TASK INSTRUCTIONS: Go line by line through the records below. Copy whichever lines contain the string "screenshot".

Component data from apps and pages:
.....
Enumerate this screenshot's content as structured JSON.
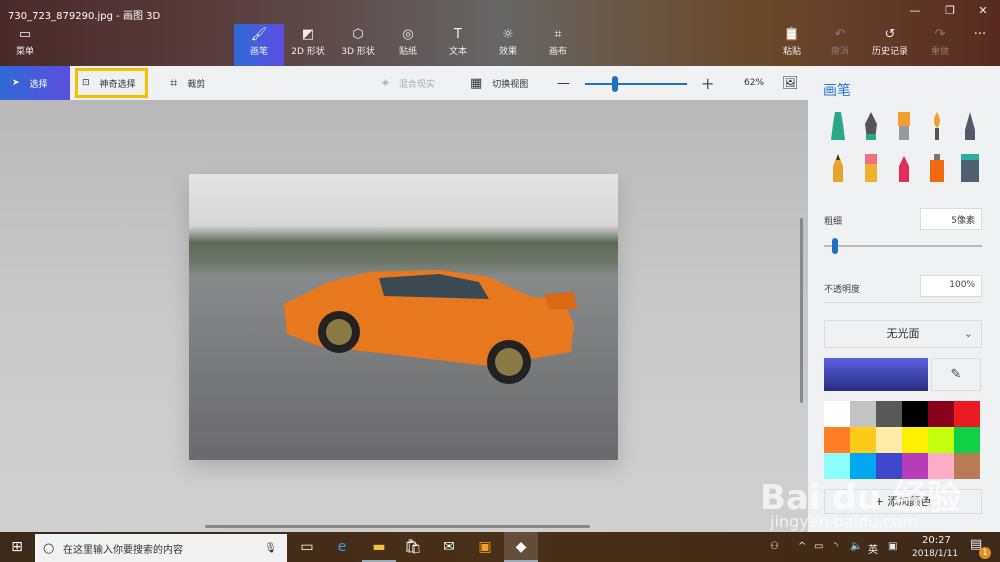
{
  "window": {
    "title": "730_723_879290.jpg - 画图 3D",
    "minimize": "—",
    "restore": "❐",
    "close": "✕"
  },
  "ribbon": {
    "menu": "菜单",
    "tabs": [
      {
        "label": "画笔",
        "icon": "brush-icon"
      },
      {
        "label": "2D 形状",
        "icon": "shapes-2d-icon"
      },
      {
        "label": "3D 形状",
        "icon": "cube-icon"
      },
      {
        "label": "贴纸",
        "icon": "sticker-icon"
      },
      {
        "label": "文本",
        "icon": "text-icon"
      },
      {
        "label": "效果",
        "icon": "sun-icon"
      },
      {
        "label": "画布",
        "icon": "canvas-icon"
      }
    ],
    "paste": "粘贴",
    "undo": "撤消",
    "history": "历史记录",
    "redo": "重做",
    "more": "···"
  },
  "toolbar": {
    "select": "选择",
    "magic_select": "神奇选择",
    "crop": "裁剪",
    "mixed_reality": "混合现实",
    "toggle_view": "切换视图",
    "zoom_minus": "—",
    "zoom_plus": "+",
    "zoom": "62%",
    "zoom_fraction": 0.15
  },
  "panel": {
    "title": "画笔",
    "thickness_label": "粗细",
    "thickness": "5像素",
    "thickness_fraction": 0.03,
    "opacity_label": "不透明度",
    "opacity": "100%",
    "finish": "无光面",
    "current_color": "#4a4fd0",
    "swatches": [
      "#ffffff",
      "#c3c3c3",
      "#585858",
      "#000000",
      "#88001b",
      "#ec1c24",
      "#ff7f27",
      "#ffca18",
      "#fdeca6",
      "#fff200",
      "#c4ff0e",
      "#0ed145",
      "#8cfffb",
      "#00a8f3",
      "#3f48cc",
      "#b83dba",
      "#ffaec8",
      "#b97a56"
    ],
    "add_color": "+ 添加颜色"
  },
  "taskbar": {
    "search_placeholder": "在这里输入你要搜索的内容",
    "ime": "英",
    "time": "20:27",
    "date": "2018/1/11",
    "notifications": "1"
  },
  "watermark": {
    "text": "Bai du 经验",
    "url": "jingyan.baidu.com"
  }
}
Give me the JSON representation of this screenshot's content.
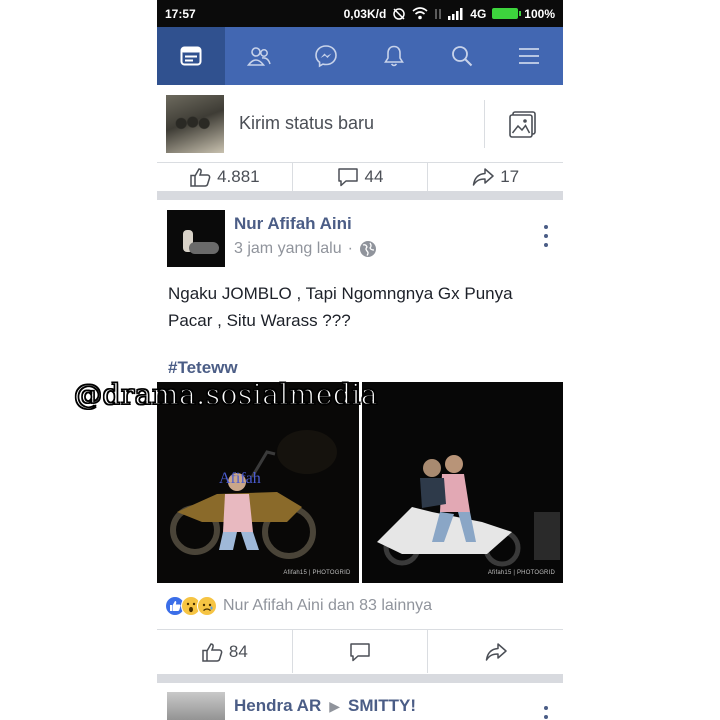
{
  "status_bar": {
    "time": "17:57",
    "network_speed": "0,03K/d",
    "network_type": "4G",
    "battery": "100%"
  },
  "nav": {
    "active_color": "#30518f",
    "bar_color": "#4267b2",
    "items": [
      {
        "icon": "news-feed-icon",
        "active": true
      },
      {
        "icon": "friends-icon",
        "active": false
      },
      {
        "icon": "messenger-icon",
        "active": false
      },
      {
        "icon": "notifications-icon",
        "active": false
      },
      {
        "icon": "search-icon",
        "active": false
      },
      {
        "icon": "menu-icon",
        "active": false
      }
    ]
  },
  "composer": {
    "placeholder": "Kirim status baru",
    "photo_icon": "photo-icon"
  },
  "prev_post_actions": {
    "likes": "4.881",
    "comments": "44",
    "shares": "17"
  },
  "post": {
    "author": "Nur Afifah Aini",
    "time": "3 jam yang lalu",
    "separator": "·",
    "privacy_icon": "globe-icon",
    "text": "Ngaku JOMBLO , Tapi Ngomngnya Gx Punya Pacar , Situ Warass ???",
    "hashtag": "#Teteww",
    "photo_left_overlay": "Afifah",
    "photo_left_watermark": "Afifah15 | PHOTOGRID",
    "photo_right_watermark": "Afifah15 | PHOTOGRID",
    "reactions_text": "Nur Afifah Aini dan 83 lainnya",
    "likes": "84"
  },
  "overlay_watermark": "@drama.sosialmedia",
  "next_post": {
    "author": "Hendra AR",
    "arrow": "▶",
    "target": "SMITTY!"
  }
}
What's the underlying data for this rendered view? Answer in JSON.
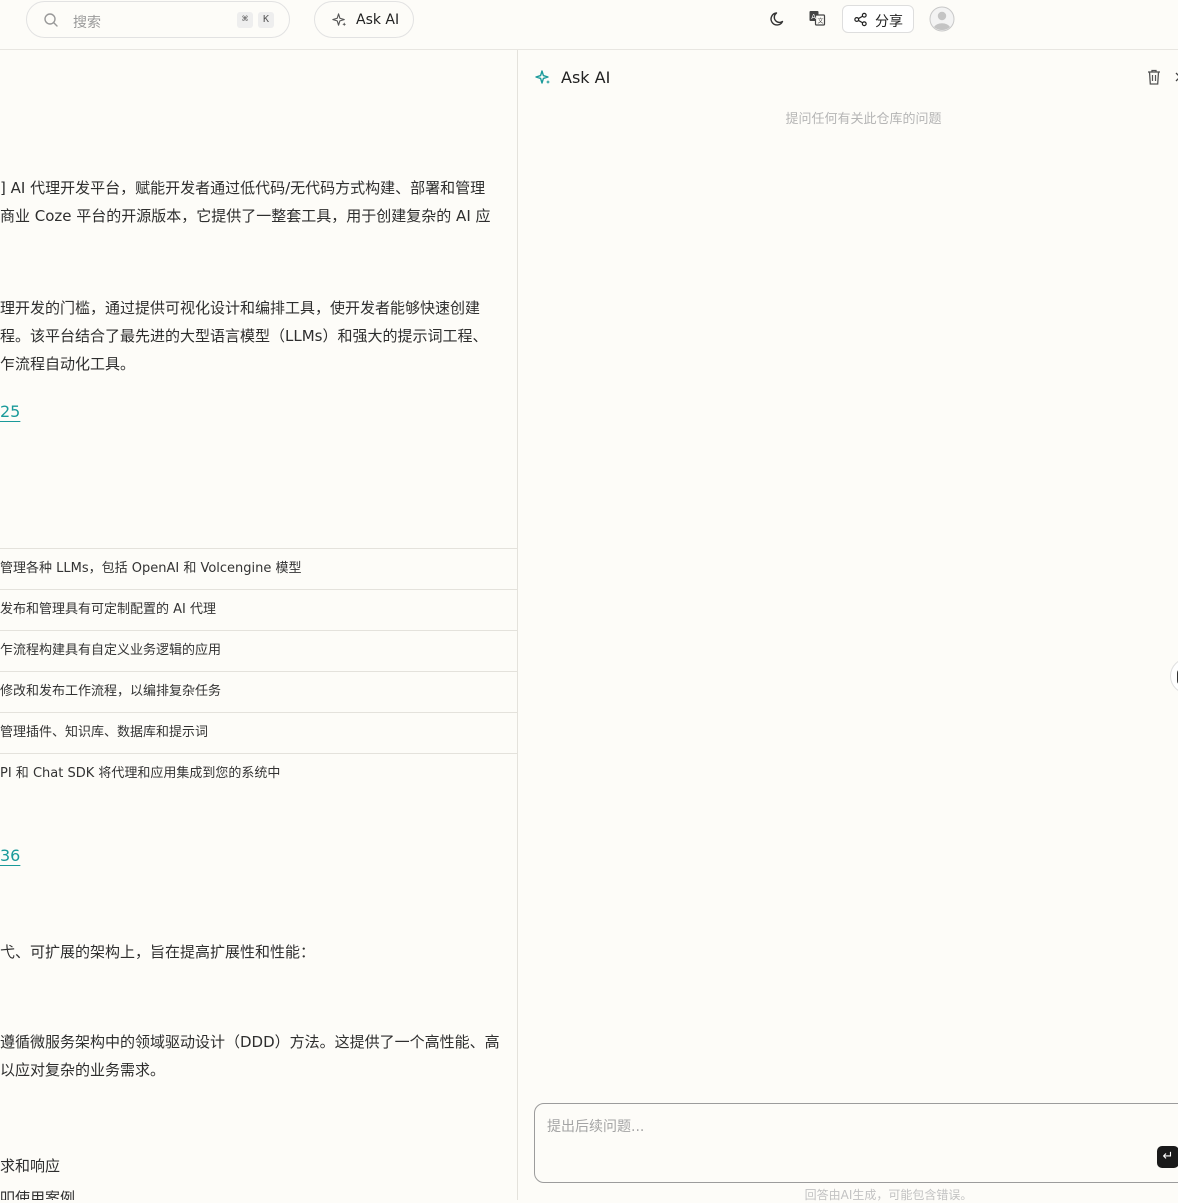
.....
THE ANSWER:
Enumerate this screenshot's content as structured JSON.
Give me the JSON representation of this screenshot's content.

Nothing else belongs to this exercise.